Now, of course, its true that the news networks are mostly a joke.   I've actually turned to the Washington Post web site where they post dispatches every hour or two as they come in.  I look at the Agonist site, but since I'm up all night and he goes to bed at night (fancy that) I really don't get anything up to date from there anyway.  Nevertheless, raw data is just as useless, if not more so, than the watered down analysis that CNN feeds us and I tend to find that it puts people on a roller coaster ride that they don't need to be on if they simply waited until the next day to read the facts after they had been properly digested by the news services.  Once the numbers are confirmed and updated and the retractions and backpedaling are done, you finally arrive at the closest approximation of the truth you're going to get.  

As far as the original question goes, about Sen. Kerry, I really do have to point out that while Kerry's comment was obviously just mistimed (probably) and didn't mean to undermine the President in war time (probably), one can argue that ol' Trent Lott's comment at a birthday party for Strom Thurmond also didn't at all mean he wanted segregation back.  Anyone who thinks about it for more than a few seconds knows that Lott's comment was simply a recognition that Thurmond was a guy who ran for President with some conservative ideas about a lot of things other than segregation.  He just pulled a bonehead and assumed that since most people had forgiven Thrumond for his retracted segregation views, that people wouldn't immediately resurrect the spectre of the Dixiecrats' most visible campaign plank.  Yet, like in Kerry's case, people jump to the conclusion that he meant the worst possible thing, when in reality calling Lott on those comments is like saying that anyone who admires Thomas Jefferson must be racist because Jefferson was a slaveowner who didn't part with his slaves until he died.  Both Thurmond and Jefferson certainly ended up regretting their positions in their lifetimes.  

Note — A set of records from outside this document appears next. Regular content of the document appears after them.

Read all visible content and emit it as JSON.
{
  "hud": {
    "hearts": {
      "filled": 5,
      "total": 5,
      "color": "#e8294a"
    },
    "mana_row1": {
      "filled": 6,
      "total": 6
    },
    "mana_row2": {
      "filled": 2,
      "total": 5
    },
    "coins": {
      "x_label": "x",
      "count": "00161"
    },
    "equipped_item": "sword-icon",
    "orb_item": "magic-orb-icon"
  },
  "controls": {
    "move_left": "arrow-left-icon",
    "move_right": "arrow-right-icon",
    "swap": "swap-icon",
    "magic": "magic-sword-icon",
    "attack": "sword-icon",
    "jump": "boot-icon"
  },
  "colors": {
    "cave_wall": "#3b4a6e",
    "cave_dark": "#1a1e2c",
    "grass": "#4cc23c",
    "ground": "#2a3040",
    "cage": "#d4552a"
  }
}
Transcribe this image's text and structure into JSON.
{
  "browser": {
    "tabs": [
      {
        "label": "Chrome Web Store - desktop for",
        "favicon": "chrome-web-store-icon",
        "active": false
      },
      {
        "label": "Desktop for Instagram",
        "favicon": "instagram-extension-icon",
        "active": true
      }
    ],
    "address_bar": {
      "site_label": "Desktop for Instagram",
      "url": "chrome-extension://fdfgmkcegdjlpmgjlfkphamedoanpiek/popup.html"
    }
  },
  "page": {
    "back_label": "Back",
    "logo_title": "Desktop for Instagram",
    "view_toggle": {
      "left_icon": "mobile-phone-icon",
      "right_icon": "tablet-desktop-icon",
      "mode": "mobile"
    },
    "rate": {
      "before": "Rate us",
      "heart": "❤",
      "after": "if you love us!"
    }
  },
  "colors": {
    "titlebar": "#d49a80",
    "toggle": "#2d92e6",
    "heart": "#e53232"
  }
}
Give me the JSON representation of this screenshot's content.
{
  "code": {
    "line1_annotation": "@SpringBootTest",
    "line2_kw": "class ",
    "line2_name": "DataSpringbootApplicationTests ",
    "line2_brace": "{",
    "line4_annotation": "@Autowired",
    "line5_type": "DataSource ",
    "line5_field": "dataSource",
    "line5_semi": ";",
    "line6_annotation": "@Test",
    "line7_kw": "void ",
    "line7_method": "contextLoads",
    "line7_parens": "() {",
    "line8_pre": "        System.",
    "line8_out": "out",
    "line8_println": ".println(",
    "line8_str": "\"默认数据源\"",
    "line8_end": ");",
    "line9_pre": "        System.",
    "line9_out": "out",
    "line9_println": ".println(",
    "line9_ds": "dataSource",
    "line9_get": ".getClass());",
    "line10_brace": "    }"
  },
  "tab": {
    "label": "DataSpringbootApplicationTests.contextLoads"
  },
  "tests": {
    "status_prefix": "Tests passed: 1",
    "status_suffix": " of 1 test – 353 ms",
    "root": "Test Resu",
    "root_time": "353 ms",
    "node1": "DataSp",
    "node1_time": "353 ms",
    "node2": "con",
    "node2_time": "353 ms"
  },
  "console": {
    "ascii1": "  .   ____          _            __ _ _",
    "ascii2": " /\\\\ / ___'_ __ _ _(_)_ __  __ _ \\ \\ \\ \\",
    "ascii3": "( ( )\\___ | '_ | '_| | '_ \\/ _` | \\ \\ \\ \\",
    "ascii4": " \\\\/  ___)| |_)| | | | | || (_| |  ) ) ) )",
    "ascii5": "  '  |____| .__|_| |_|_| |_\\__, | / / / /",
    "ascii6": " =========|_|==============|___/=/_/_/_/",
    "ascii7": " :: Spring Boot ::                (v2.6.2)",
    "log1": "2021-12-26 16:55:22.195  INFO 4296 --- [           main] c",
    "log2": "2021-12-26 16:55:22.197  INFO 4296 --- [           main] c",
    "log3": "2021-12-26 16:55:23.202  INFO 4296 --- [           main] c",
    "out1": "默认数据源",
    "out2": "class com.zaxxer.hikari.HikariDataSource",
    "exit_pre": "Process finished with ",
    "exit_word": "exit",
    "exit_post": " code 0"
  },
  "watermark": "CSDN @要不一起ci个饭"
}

So, the Democrats had a field day with the Lott comments and now Hastert and the RNC are having a field day with the Kerry comments.  Big deal.  That's just politics and turnabout is fair play.  Getting huffy with the "Republican/FOX smear machine" is just ignoring the experienced and entrenched smear machine that operates on the other side using almost identical tactics.  Half the time, when politicians complain about media bias and smearing, they're just jealous that someone has a better spin machine than they do.  And in reality, I think the Dems by far have the better spin machine, having much more experienced and polished people revising the facts much more smoothly and through better established channels (ie. the liberal media).  Tom Brokaw vs. Bill O'Reilly.  It will be instructive to see how well Kerry makes it through this as opposed to Lott, given that Kerry's comments were just as ill-timed as the Mississippi Senator's were.  I'll bet you 50,000 quatloos that Kerry makes it out of this with barely a nick on his Presidential aspirations.
I can picture in my mind a world without war, a world without hate. And I can picture us attacking that world, because they'd never expect it. - Jack Handey



Also tagged with one or more of these keywords: John Kerry, Iraq

0 user(s) are browsing this forum

0 members, 0 guests, 0 anonymous users